The city of Albany, New York, suffered a ransomware attack last week, though city officials said most municipal services are still accessible to residents. Mayor Kathy Sheehan made news of the cyberattack public in a tweet Saturday.
“We are currently determining the extent of the compromise,” she wrote. “We are committed to keeping you informed and will provide updates as they become available.”
On Sunday, the mayor issued a brief update, writing that “all city services will be available to the public” with the exception of vital records like birth and death certificates and applications for marriage licenses. City employees were expected to report to work at the usual time Monday, with municipal buildings opening to the public at noon.
Other details about the ransomware attack are slim. Officials did not specify the name of the malware that struck the city, or the ransom amount demanded. Sheehan’s spokesman, Brian Shea, said he could not comment on details of the attack, instead referring StateScoop to a screenshot of the mayor’s Sunday evening tweet.

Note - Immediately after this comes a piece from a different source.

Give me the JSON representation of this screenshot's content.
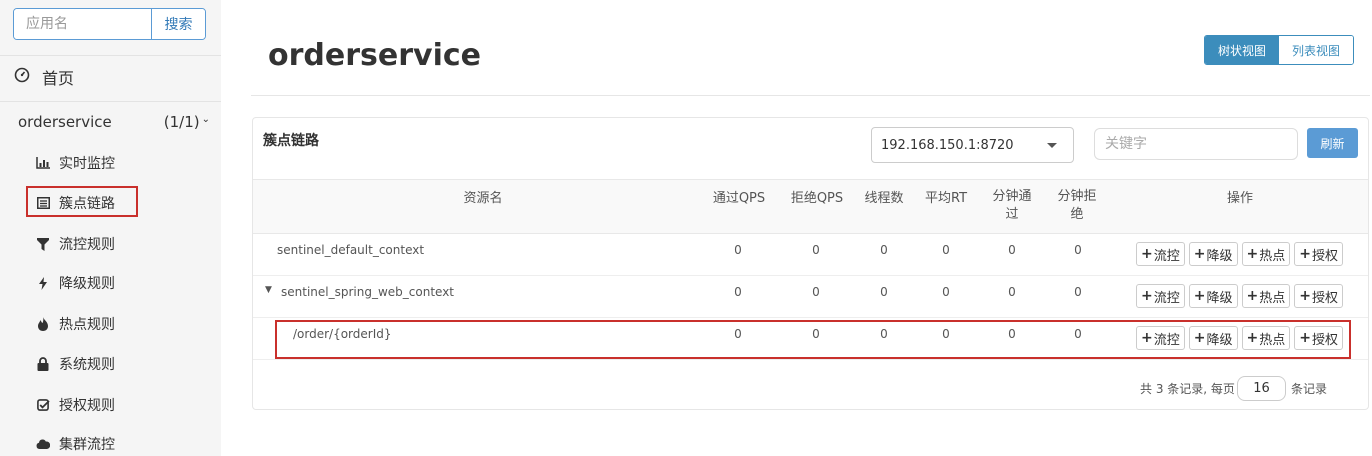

With the attack, Albany joins a frequently expanding list of small and midsize cities and counties that have fallen prey to ransomware. Last month, rural Jackson County, Georgia, paid $400,000 to regain access to its government computer systems after being attacked by Ryuk malware. Orange County, North Carolina, reported last month that it was able to quickly recover from a ransomware attack without paying up. And in January, officials in Akron, Ohio, took several city services offline amid a major winter storm after detecting ransomware activity on their network. (It was later revealed Akron was dealing with the Emotet trojan horse malware, which is often used as a delivery system for the costly Ryuk ransomware virus, according to Duo Security.)
While Sheehan’s office said the extent of the Albany ransomware attack has been contained to the records and marriage-certificate offices, there are conflicting reports of whether the incident extended to the city’s police department. In a Facebook post early Sunday, Gregory McGee, the vice president of the Albany Police Officers Union, wrote that officers have been cut off from email, shift scheduling programs and the incident-reporting software used by computers inside patrol cars.
“What this all means for the residents of the City of Albany is that at the start of each shift, it is unknown who is working and what manpower the department has,” McGee wrote. “Calls for service may take longer than expected to complete due to the fact officers do not have the tools at hand to provide the appropriate level of service.”
Shea disputed McGee’s claims.
“Service from the Albany Police Department was not disrupted as a part of this incident,” he said.